THE MALE CONDOM
A CLASSIC ONE.
WRAP IT UP
The male condom is one of the most widely used methods of contraception. It is a thin sheath made of latex or polyurethane that is rolled over the man's erect penis before sex. A reservoir in the tip of the condom catches the sperm, preventing it from reaching the womb and fertilising an egg. It prevents a pregnancy from occurring, but also protects against Sexually Transmitted Infections (STIs). Just like the female condom, it is hormone-free and doesn’t require additional contraceptives to work. But it is important to use a new condom each time you have sex.
Male condoms are available in a variety of shapes, sizes and materials to suit everyone's tastes and sensitivities. Using them is simple – carefully remove the condom from its packaging, pinch the reservoir at the tip, and roll it over the erect penis. After you've had sex, carefully remove the condom – making sure nothing is spilled – and throw it away. Many people prefer to use lubricant with condoms, and it's important to check which lubricant suits the condom's material. For example, oil-based lubricants will cause latex condoms to break more easily, so it pays to be careful.
As this is a non-hormonal method, there should be no effect on your fertility.
HOW IT MEASURES UP

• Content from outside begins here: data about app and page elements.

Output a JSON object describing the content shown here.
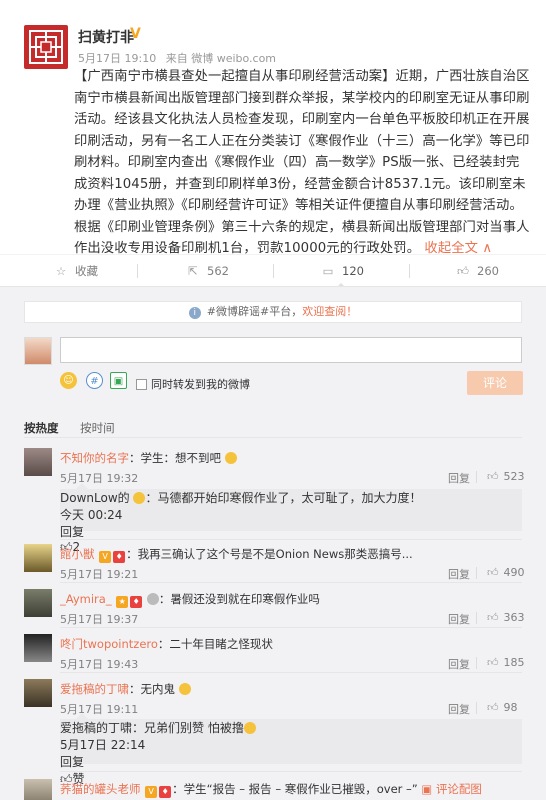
{
  "post": {
    "author": "扫黄打非",
    "verified_mark": "V",
    "date": "5月17日 19:10",
    "source": "来自 微博 weibo.com",
    "body": "【广西南宁市横县查处一起擅自从事印刷经营活动案】近期，广西壮族自治区南宁市横县新闻出版管理部门接到群众举报，某学校内的印刷室无证从事印刷活动。经该县文化执法人员检查发现，印刷室内一台单色平板胶印机正在开展印刷活动，另有一名工人正在分类装订《寒假作业（十三）高一化学》等已印刷材料。印刷室内查出《寒假作业（四）高一数学》PS版一张、已经装封完成资料1045册，并查到印刷样单3份，经营金额合计8537.1元。该印刷室未办理《营业执照》《印刷经营许可证》等相关证件便擅自从事印刷经营活动。根据《印刷业管理条例》第三十六条的规定，横县新闻出版管理部门对当事人作出没收专用设备印刷机1台，罚款10000元的行政处罚。",
    "collapse_label": "收起全文 ∧"
  },
  "actions": {
    "favorite": "收藏",
    "share": "562",
    "comment": "120",
    "like": "260"
  },
  "comment_box": {
    "notice_prefix": "#微博辟谣#平台，",
    "notice_link": "欢迎查阅！",
    "forward_label": "同时转发到我的微博",
    "submit_label": "评论"
  },
  "sort": {
    "hot": "按热度",
    "time": "按时间"
  },
  "comments": [
    {
      "name": "不知你的名字",
      "text": "：学生：想不到吧",
      "time": "5月17日 19:32",
      "reply": "回复",
      "likes": "523"
    },
    {
      "name": "DownLow的",
      "text": "：马德都开始印寒假作业了，太可耻了，加大力度！",
      "time": "今天 00:24",
      "reply": "回复",
      "likes": "2"
    },
    {
      "name": "館小獣",
      "text": "：我再三确认了这个号是不是Onion News那类恶搞号...",
      "time": "5月17日 19:21",
      "reply": "回复",
      "likes": "490"
    },
    {
      "name": "_Aymira_",
      "text": "：暑假还没到就在印寒假作业吗",
      "time": "5月17日 19:37",
      "reply": "回复",
      "likes": "363"
    },
    {
      "name": "咚门twopointzero",
      "text": "：二十年目睹之怪现状",
      "time": "5月17日 19:43",
      "reply": "回复",
      "likes": "185"
    },
    {
      "name": "爱拖稿的丁啸",
      "text": "：无内鬼",
      "time": "5月17日 19:11",
      "reply": "回复",
      "likes": "98"
    },
    {
      "name": "爱拖稿的丁啸",
      "text": "：兄弟们别赞 怕被撸",
      "time": "5月17日 22:14",
      "reply": "回复",
      "likes": "赞"
    },
    {
      "name": "荞猫的罐头老师",
      "text": "：学生“报告 – 报告 – 寒假作业已摧毁，over –”",
      "time": "",
      "reply": "",
      "likes": "",
      "extra": "评论配图"
    }
  ]
}
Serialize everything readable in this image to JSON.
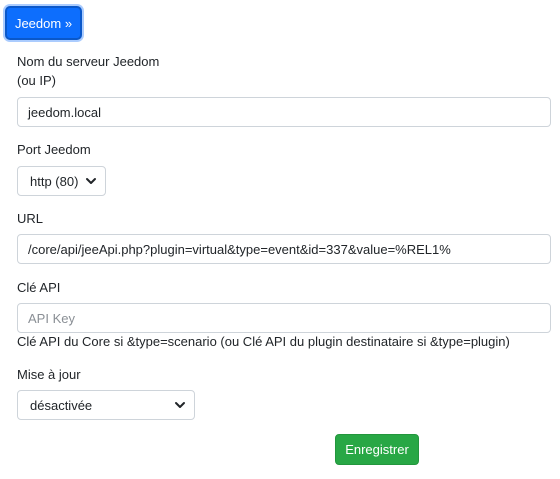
{
  "tab": {
    "label": "Jeedom »"
  },
  "server": {
    "label_line1": "Nom du serveur Jeedom",
    "label_line2": "(ou IP)",
    "value": "jeedom.local"
  },
  "port": {
    "label": "Port Jeedom",
    "selected": "http (80)"
  },
  "url": {
    "label": "URL",
    "value": "/core/api/jeeApi.php?plugin=virtual&type=event&id=337&value=%REL1%"
  },
  "api_key": {
    "label": "Clé API",
    "placeholder": "API Key",
    "help": "Clé API du Core si &type=scenario (ou Clé API du plugin destinataire si &type=plugin)"
  },
  "update": {
    "label": "Mise à jour",
    "selected": "désactivée"
  },
  "actions": {
    "save_label": "Enregistrer"
  },
  "colors": {
    "primary": "#0d6efd",
    "success": "#28a745"
  }
}
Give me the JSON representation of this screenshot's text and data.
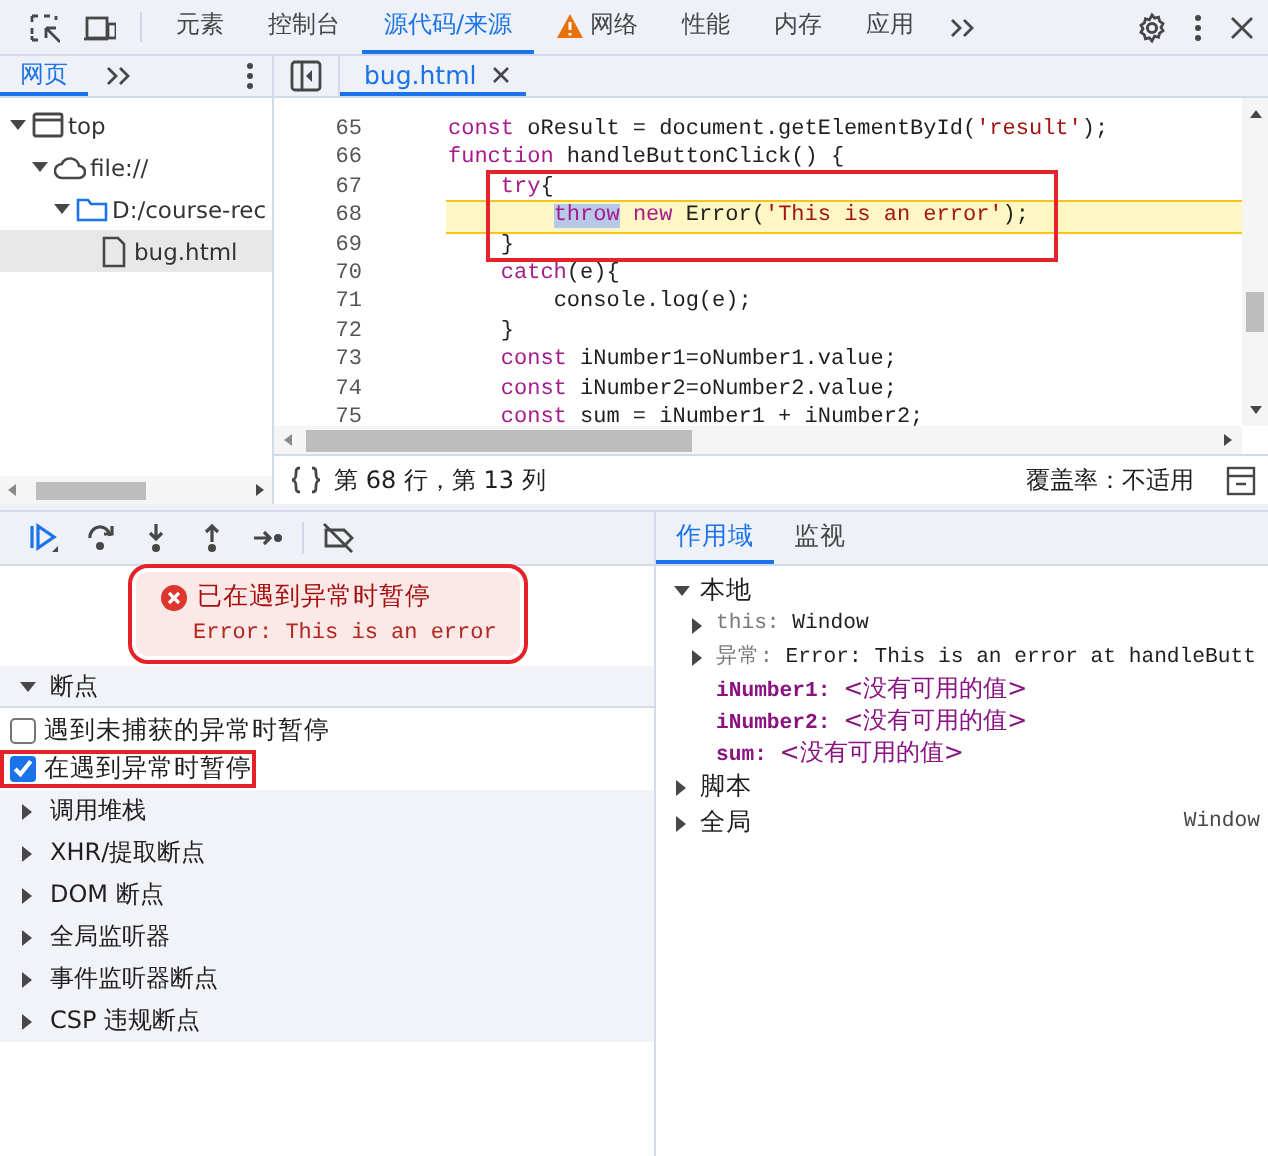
{
  "toolbar": {
    "tabs": [
      {
        "label": "元素",
        "selected": false,
        "warning": false
      },
      {
        "label": "控制台",
        "selected": false,
        "warning": false
      },
      {
        "label": "源代码/来源",
        "selected": true,
        "warning": false
      },
      {
        "label": "网络",
        "selected": false,
        "warning": true
      },
      {
        "label": "性能",
        "selected": false,
        "warning": false
      },
      {
        "label": "内存",
        "selected": false,
        "warning": false
      },
      {
        "label": "应用",
        "selected": false,
        "warning": false
      }
    ]
  },
  "navigator": {
    "tabs": [
      {
        "label": "网页",
        "selected": true
      }
    ],
    "tree": [
      {
        "label": "top",
        "kind": "frame",
        "expanded": true,
        "selected": false,
        "children": [
          {
            "label": "file://",
            "kind": "cloud",
            "expanded": true,
            "selected": false,
            "children": [
              {
                "label": "D:/course-rec",
                "kind": "folder",
                "expanded": true,
                "selected": false,
                "children": [
                  {
                    "label": "bug.html",
                    "kind": "file",
                    "selected": true
                  }
                ]
              }
            ]
          }
        ]
      }
    ]
  },
  "editor": {
    "tabs": [
      {
        "label": "bug.html",
        "selected": true
      }
    ],
    "lines": [
      {
        "number": "65",
        "paused": false,
        "boxed": false,
        "tokens": [
          {
            "kind": "keyword",
            "text": "const"
          },
          {
            "kind": "plain",
            "text": " oResult = document.getElementById("
          },
          {
            "kind": "string",
            "text": "'result'"
          },
          {
            "kind": "plain",
            "text": ");"
          }
        ]
      },
      {
        "number": "66",
        "paused": false,
        "boxed": false,
        "tokens": [
          {
            "kind": "keyword",
            "text": "function"
          },
          {
            "kind": "plain",
            "text": " handleButtonClick() {"
          }
        ]
      },
      {
        "number": "67",
        "paused": false,
        "boxed": true,
        "tokens": [
          {
            "kind": "keyword",
            "text": "    try"
          },
          {
            "kind": "plain",
            "text": "{"
          }
        ]
      },
      {
        "number": "68",
        "paused": true,
        "boxed": true,
        "tokens": [
          {
            "kind": "selected",
            "text": "        throw"
          },
          {
            "kind": "keyword",
            "text": " new"
          },
          {
            "kind": "plain",
            "text": " Error("
          },
          {
            "kind": "string",
            "text": "'This is an error'"
          },
          {
            "kind": "plain",
            "text": ");"
          }
        ]
      },
      {
        "number": "69",
        "paused": false,
        "boxed": true,
        "tokens": [
          {
            "kind": "plain",
            "text": "    }"
          }
        ]
      },
      {
        "number": "70",
        "paused": false,
        "boxed": false,
        "tokens": [
          {
            "kind": "keyword",
            "text": "    catch"
          },
          {
            "kind": "plain",
            "text": "(e){"
          }
        ]
      },
      {
        "number": "71",
        "paused": false,
        "boxed": false,
        "tokens": [
          {
            "kind": "plain",
            "text": "        console.log(e);"
          }
        ]
      },
      {
        "number": "72",
        "paused": false,
        "boxed": false,
        "tokens": [
          {
            "kind": "plain",
            "text": "    }"
          }
        ]
      },
      {
        "number": "73",
        "paused": false,
        "boxed": false,
        "tokens": [
          {
            "kind": "keyword",
            "text": "    const"
          },
          {
            "kind": "plain",
            "text": " iNumber1=oNumber1.value;"
          }
        ]
      },
      {
        "number": "74",
        "paused": false,
        "boxed": false,
        "tokens": [
          {
            "kind": "keyword",
            "text": "    const"
          },
          {
            "kind": "plain",
            "text": " iNumber2=oNumber2.value;"
          }
        ]
      },
      {
        "number": "75",
        "paused": false,
        "boxed": false,
        "tokens": [
          {
            "kind": "keyword",
            "text": "    const"
          },
          {
            "kind": "plain",
            "text": " sum = iNumber1 + iNumber2;"
          }
        ]
      }
    ],
    "status": {
      "position": "第 68 行，第 13 列",
      "coverage": "覆盖率：不适用"
    }
  },
  "debugger": {
    "paused": {
      "title": "已在遇到异常时暂停",
      "message": "Error: This is an error",
      "boxed": true
    },
    "sections": [
      {
        "label": "断点",
        "expanded": true,
        "options": [
          {
            "label": "遇到未捕获的异常时暂停",
            "checked": false,
            "boxed": false
          },
          {
            "label": "在遇到异常时暂停",
            "checked": true,
            "boxed": true
          }
        ]
      },
      {
        "label": "调用堆栈",
        "expanded": false
      },
      {
        "label": "XHR/提取断点",
        "expanded": false
      },
      {
        "label": "DOM 断点",
        "expanded": false
      },
      {
        "label": "全局监听器",
        "expanded": false
      },
      {
        "label": "事件监听器断点",
        "expanded": false
      },
      {
        "label": "CSP 违规断点",
        "expanded": false
      }
    ]
  },
  "scope": {
    "tabs": [
      {
        "label": "作用域",
        "selected": true
      },
      {
        "label": "监视",
        "selected": false
      }
    ],
    "tree": [
      {
        "kind": "group",
        "name": "本地",
        "expanded": true,
        "children": [
          {
            "kind": "property",
            "name": "this:",
            "value": "Window",
            "expanded": false
          },
          {
            "kind": "property",
            "name": "异常:",
            "value": "Error: This is an error at handleButt",
            "expanded": false
          },
          {
            "kind": "variable",
            "name": "iNumber1:",
            "value": "<没有可用的值>"
          },
          {
            "kind": "variable",
            "name": "iNumber2:",
            "value": "<没有可用的值>"
          },
          {
            "kind": "variable",
            "name": "sum:",
            "value": "<没有可用的值>"
          }
        ]
      },
      {
        "kind": "group",
        "name": "脚本",
        "expanded": false
      },
      {
        "kind": "group",
        "name": "全局",
        "expanded": false,
        "value": "Window"
      }
    ]
  }
}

Typical use means how well the method works in real life and perfect use means how well a method works under 'perfect' or ideal conditions for example when there is no user error at any time.
No. The male condom is hormone-free.
EASE OF USE
The male condom needs to be placed over the erect penis prior to intercourse, and a new one must be used each time you have sex.
The male condom has no impact on menstruation.
NEED ADVICE? SPEAK TO YOUR HEALTHCARE PROFESSIONAL.
Seek out an appointment with your doctor or nurse for further support that meets your needs.
KNOW YOUR OPTIONS
THE INTRAUTERINE SYSTEM (IUS)
– AKA THE HORMONAL COIL
The Hormonal Coil is a small, soft T-shaped plastic frame that releases low levels of a progestin hormone for up to 3 to 6 years. It is given with a prescription and placed in your womb by a doctor or nurse.
THE INTRAUTERINE DEVICE (IUD)
– AKA THE COPPER COIL
The Copper Coil is a small, T-shaped plastic frame that has a copper wire. It is given with a prescription and placed in your womb by a doctor or nurse, where it prevents pregnancy for up to 5 to 10 years.
A small, flexible silicone rod that releases hormones for up to 3 to 5 years. It is given with a prescription and placed under the skin of your upper arm by a doctor or nurse.
THE COMBINED ORAL CONTRACEPTIVE PILL (COCP)
COCPs are tablets which may have to be taken every day, releasing the hormones oestrogen and progestogen to prevent pregnancy. They are often referred to as the Pill and you will need a prescription from your healthcare professional for these.
THE PROGESTOGEN-ONLY PILL (POP)
POPs are tablets which have to be taken every day at the same time with no break between packs. These pills only contain a progestogen hormone so they can be taken by women for whom oestrogen-containing options are not suitable. They are also known as the mini-pill and you will need a prescription from your healthcare professional for these.
An injection containing hormone(s) that is given with a prescription and administered by a doctor or nurse every 1 or 3 months.
A small, thin, skin-colored plastic square that sticks to the skin and releases hormones. It is given with a prescription and can be self-administered once a week.
A silicone cup placed in the vagina that prevents sperm from reaching the womb. Though some are fitted by a doctor or nurse, most are self-administered with a prescription up to 24 hours before sex.
A small, flexible ring that is self-administered with a prescription and placed in the vagina, where it releases hormones for 3 weeks.
An internal condom that works in the same way male condoms do, though it is placed in the vagina. It is self-administered and bought over the counter.
A sheath placed over the erect penis to stop sperm from reaching the vagina, it is also the only method that helps lower the risk of sexually transmitted infections (STIs). It is self-administered and bought over the counter.
Self-directed methods of avoiding pregnancy that includes menstrual cycle tracking and body temperature measurements to identify fertile days.
Creams, films, foams, gels and suppositories that contain chemicals to stop or kill sperm. These are bought over the counter and are self-administered.
Also known as ‘the pull-out method’, this self-directed method involves withdrawing the penis prior to ejaculation to avoid pregnancy.
A medical procedure performed by a doctor or nurse that blocks the fallopian tubes and removes the possibility of pregnancy.
PP-PF-WHC-GB-0679 | Date of preparation: May 2021